Your task
The word "value" marks the lines to copy; find all of them in the entries below.

= Beginning of Section =

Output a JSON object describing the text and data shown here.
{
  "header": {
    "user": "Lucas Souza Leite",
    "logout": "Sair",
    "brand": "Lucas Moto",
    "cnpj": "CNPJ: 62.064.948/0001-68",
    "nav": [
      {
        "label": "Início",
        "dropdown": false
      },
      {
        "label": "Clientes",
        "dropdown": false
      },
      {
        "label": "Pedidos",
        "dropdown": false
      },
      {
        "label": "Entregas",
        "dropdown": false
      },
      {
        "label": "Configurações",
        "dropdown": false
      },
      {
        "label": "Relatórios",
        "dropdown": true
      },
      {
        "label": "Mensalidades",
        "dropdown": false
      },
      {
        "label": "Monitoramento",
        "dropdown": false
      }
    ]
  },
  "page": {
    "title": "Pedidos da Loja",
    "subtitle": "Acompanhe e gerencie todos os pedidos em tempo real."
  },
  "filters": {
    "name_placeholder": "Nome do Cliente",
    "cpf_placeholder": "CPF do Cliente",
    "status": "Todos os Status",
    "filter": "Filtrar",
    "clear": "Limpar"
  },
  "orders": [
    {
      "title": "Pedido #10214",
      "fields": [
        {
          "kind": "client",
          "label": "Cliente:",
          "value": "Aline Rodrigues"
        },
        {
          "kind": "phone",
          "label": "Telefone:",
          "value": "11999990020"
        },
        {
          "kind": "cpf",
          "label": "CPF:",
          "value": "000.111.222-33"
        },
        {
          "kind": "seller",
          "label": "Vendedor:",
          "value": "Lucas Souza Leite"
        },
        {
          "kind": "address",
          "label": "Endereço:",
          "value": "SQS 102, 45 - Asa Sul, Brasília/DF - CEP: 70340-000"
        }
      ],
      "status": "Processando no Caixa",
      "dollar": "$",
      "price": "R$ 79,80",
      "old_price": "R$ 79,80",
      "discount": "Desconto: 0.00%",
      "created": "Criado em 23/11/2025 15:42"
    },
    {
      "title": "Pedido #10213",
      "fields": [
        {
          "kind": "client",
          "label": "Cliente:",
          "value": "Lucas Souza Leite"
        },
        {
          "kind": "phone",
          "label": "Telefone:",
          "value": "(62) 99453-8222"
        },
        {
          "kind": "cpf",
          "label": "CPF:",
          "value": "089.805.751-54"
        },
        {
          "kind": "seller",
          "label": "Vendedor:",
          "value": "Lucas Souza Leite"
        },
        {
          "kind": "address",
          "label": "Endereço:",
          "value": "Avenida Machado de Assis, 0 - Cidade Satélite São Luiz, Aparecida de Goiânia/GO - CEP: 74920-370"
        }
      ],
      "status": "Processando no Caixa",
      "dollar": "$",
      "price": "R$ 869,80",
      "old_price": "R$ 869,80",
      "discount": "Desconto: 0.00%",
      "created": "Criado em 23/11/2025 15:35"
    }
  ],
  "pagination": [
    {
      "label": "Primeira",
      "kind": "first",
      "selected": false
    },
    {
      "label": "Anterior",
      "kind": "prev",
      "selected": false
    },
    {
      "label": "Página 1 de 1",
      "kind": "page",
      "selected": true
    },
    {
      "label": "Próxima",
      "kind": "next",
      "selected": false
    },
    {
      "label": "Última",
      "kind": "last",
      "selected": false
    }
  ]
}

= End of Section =

Solution
          "value": "Aline Rodrigues"
          "value": "11999990020"
          "value": "000.111.222-33"
          "value": "Lucas Souza Leite"
          "value": "SQS 102, 45 - Asa Sul, Brasília/DF - CEP: 70340-000"
          "value": "Lucas Souza Leite"
          "value": "(62) 99453-8222"
          "value": "089.805.751-54"
          "value": "Lucas Souza Leite"
          "value": "Avenida Machado de Assis, 0 - Cidade Satélite São Luiz, Aparecida de Goiânia/GO - CEP: 74920-370"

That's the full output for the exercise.